#### [Exercise brief]
Work through the listing below, copying each line that carries the word "icon".

#### [Exercise data]
--------------------------------
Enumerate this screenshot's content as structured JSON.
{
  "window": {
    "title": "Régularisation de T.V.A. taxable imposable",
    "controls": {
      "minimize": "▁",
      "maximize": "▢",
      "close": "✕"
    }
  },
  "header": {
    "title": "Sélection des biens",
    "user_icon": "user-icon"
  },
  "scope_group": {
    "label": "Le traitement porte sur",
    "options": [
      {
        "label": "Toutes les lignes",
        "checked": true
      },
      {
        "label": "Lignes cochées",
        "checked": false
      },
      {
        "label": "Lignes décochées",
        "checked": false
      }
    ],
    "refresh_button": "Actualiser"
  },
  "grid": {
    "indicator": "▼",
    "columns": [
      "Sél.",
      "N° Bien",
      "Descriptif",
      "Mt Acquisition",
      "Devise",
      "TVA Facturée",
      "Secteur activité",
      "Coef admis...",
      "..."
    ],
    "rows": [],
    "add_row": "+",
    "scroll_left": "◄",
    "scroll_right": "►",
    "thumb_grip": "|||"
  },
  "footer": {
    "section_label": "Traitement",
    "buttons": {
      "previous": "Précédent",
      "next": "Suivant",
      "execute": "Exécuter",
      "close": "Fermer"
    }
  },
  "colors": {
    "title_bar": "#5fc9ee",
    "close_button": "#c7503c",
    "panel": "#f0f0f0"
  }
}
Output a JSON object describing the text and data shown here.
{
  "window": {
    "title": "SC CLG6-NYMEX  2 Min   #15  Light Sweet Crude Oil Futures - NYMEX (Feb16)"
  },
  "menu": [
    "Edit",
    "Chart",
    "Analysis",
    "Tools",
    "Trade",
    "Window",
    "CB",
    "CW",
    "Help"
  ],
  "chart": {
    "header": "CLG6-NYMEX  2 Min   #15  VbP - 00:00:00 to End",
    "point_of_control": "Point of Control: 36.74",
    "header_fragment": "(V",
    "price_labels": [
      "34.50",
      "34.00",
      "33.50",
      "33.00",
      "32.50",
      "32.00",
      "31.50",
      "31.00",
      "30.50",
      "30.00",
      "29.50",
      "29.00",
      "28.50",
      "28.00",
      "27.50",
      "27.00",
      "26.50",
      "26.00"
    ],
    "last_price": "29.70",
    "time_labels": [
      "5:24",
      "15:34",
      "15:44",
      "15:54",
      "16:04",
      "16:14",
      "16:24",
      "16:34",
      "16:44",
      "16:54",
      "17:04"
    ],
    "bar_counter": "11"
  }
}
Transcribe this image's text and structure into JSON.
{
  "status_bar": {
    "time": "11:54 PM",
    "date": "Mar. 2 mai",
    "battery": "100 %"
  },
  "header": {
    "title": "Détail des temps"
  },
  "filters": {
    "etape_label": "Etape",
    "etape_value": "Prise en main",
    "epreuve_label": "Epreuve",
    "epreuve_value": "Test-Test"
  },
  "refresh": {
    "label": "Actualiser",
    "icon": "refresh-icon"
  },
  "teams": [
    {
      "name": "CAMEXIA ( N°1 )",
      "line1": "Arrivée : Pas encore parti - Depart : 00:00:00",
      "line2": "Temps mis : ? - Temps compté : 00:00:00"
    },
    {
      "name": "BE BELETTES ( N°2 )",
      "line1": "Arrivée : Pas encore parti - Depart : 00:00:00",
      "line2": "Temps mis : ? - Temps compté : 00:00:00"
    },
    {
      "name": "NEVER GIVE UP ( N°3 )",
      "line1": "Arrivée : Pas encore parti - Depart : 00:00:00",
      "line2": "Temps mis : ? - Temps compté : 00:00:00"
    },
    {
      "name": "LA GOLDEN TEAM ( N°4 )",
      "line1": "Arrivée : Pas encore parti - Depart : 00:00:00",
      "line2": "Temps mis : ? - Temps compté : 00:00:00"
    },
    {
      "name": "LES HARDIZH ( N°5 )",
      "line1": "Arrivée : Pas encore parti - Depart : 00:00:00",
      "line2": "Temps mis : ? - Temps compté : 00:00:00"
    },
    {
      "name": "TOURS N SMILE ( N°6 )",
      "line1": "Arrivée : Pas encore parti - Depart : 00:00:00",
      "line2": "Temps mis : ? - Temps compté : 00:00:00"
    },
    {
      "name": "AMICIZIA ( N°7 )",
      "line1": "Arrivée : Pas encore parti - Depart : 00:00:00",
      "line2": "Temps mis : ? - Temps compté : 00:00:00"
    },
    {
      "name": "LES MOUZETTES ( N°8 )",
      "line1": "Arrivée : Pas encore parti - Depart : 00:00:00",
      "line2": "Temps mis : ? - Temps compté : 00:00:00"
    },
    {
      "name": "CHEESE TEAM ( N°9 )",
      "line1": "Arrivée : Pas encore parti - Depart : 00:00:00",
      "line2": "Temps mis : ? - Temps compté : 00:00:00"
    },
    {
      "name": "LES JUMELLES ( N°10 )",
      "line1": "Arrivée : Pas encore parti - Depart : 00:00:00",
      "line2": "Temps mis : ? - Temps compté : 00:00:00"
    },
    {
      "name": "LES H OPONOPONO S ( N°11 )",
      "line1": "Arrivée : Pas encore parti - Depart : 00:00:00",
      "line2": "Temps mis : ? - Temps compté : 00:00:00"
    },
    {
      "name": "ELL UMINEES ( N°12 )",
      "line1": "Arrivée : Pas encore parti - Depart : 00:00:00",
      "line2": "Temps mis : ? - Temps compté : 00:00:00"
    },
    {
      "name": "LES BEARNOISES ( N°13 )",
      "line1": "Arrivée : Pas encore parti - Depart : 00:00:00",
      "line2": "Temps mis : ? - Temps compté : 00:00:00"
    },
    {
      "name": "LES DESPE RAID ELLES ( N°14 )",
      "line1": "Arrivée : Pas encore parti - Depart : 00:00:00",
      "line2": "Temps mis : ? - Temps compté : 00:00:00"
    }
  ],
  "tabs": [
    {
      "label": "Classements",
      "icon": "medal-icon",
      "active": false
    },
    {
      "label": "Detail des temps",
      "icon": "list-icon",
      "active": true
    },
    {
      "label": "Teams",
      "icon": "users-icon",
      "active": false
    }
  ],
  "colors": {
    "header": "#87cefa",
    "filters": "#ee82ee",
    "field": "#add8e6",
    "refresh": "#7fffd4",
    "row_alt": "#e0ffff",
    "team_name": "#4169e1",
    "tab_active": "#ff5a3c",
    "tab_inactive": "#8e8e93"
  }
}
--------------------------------
#### [Task solution]
    "user_icon": "user-icon"
    "icon": "refresh-icon"
      "icon": "medal-icon",
      "icon": "list-icon",
      "icon": "users-icon",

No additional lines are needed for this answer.